ABOUT THIS EXERCISE: Please output the data exactly, minus pictures.

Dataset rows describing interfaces
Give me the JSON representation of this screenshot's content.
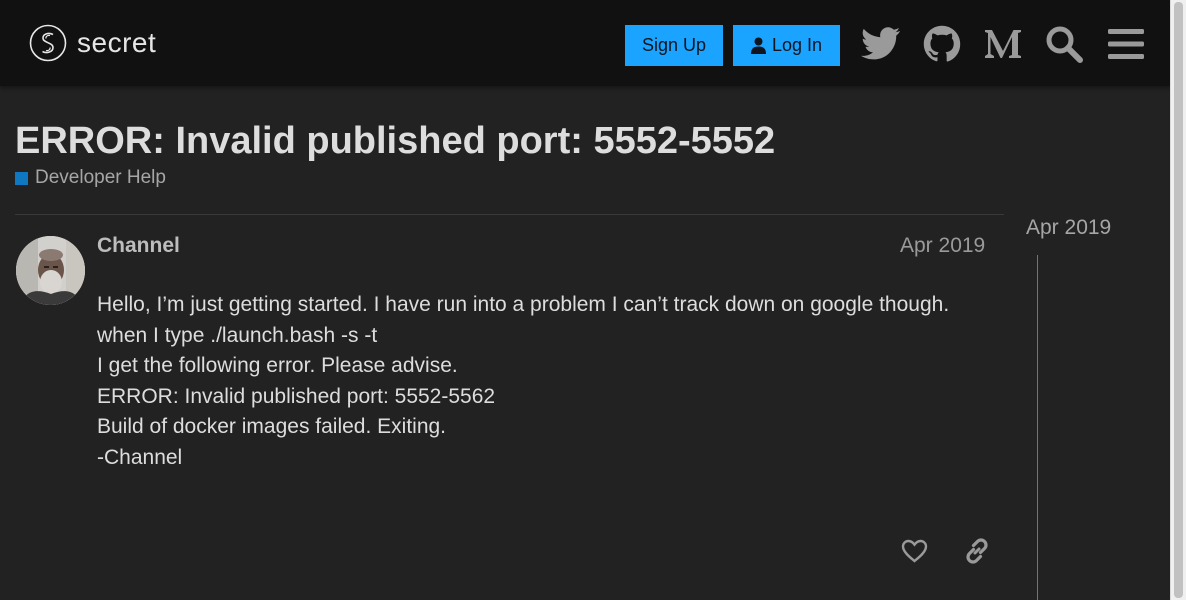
{
  "header": {
    "logo_text": "secret",
    "signup_label": "Sign Up",
    "login_label": "Log In",
    "icons": [
      "twitter-icon",
      "github-icon",
      "medium-icon",
      "search-icon",
      "hamburger-menu-icon"
    ],
    "accent_color": "#1aa3ff"
  },
  "topic": {
    "title": "ERROR: Invalid published port: 5552-5552",
    "category": "Developer Help",
    "category_color": "#0f78c0"
  },
  "post": {
    "username": "Channel",
    "date": "Apr 2019",
    "lines": [
      "Hello, I’m just getting started. I have run into a problem I can’t track down on google though.",
      "when I type ./launch.bash -s -t",
      "I get the following error. Please advise.",
      "ERROR: Invalid published port: 5552-5562",
      "Build of docker images failed. Exiting.",
      "-Channel"
    ],
    "actions": [
      "heart-icon",
      "link-icon"
    ]
  },
  "timeline": {
    "date": "Apr 2019"
  }
}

WRITTEN SOLUTION:
Give me the JSON representation of this screenshot's content.
{
  "header": {
    "logo_text": "secret",
    "signup_label": "Sign Up",
    "login_label": "Log In",
    "icons": [
      "twitter-icon",
      "github-icon",
      "medium-icon",
      "search-icon",
      "hamburger-menu-icon"
    ],
    "accent_color": "#1aa3ff"
  },
  "topic": {
    "title": "ERROR: Invalid published port: 5552-5552",
    "category": "Developer Help",
    "category_color": "#0f78c0"
  },
  "post": {
    "username": "Channel",
    "date": "Apr 2019",
    "lines": [
      "Hello, I’m just getting started. I have run into a problem I can’t track down on google though.",
      "when I type ./launch.bash -s -t",
      "I get the following error. Please advise.",
      "ERROR: Invalid published port: 5552-5562",
      "Build of docker images failed. Exiting.",
      "-Channel"
    ],
    "actions": [
      "heart-icon",
      "link-icon"
    ]
  },
  "timeline": {
    "date": "Apr 2019"
  }
}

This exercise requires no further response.